"Archosauriforms are spectacularly diverse and include everything from hummingbirds and crocodiles to giant dinosaurs like Tyrannosaurus rex and Brachiosaurus. Teyujagua fills an evolutionary gap between archosauriforms and more primitive reptiles and helps us understand how the archosauriform skull first evolved," Butler added.
The Teyujagua in the new reptile's name translates to "fierce lizard," from the South American Guarani language, and references a mythological lizard with a dog's head.

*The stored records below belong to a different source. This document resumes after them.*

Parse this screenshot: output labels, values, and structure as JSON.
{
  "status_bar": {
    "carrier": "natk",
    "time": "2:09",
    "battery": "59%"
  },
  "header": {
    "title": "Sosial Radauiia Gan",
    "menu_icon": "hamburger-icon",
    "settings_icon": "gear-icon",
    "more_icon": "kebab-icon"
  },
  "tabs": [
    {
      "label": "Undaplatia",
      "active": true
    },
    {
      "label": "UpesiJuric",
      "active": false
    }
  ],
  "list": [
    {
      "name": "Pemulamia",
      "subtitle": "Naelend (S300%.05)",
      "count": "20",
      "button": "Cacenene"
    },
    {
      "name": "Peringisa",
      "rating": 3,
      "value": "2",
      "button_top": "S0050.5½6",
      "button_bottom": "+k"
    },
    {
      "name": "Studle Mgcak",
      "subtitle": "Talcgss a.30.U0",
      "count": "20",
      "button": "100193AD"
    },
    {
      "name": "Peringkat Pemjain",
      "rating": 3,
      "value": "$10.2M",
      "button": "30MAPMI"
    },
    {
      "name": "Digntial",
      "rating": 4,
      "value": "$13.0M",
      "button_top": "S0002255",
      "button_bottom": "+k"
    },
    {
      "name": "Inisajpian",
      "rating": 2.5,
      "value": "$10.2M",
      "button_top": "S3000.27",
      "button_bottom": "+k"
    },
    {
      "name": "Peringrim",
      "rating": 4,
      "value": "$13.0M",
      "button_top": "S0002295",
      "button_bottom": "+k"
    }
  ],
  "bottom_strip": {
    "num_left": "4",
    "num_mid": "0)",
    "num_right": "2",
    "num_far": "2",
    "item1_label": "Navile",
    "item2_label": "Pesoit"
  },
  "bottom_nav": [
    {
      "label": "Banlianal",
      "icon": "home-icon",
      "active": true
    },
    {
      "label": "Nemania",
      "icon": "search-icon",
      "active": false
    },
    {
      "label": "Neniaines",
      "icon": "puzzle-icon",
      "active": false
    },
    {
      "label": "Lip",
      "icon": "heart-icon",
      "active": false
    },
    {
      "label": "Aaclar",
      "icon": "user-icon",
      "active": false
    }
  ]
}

The team's findings have just been published in the journal Scientific Reports.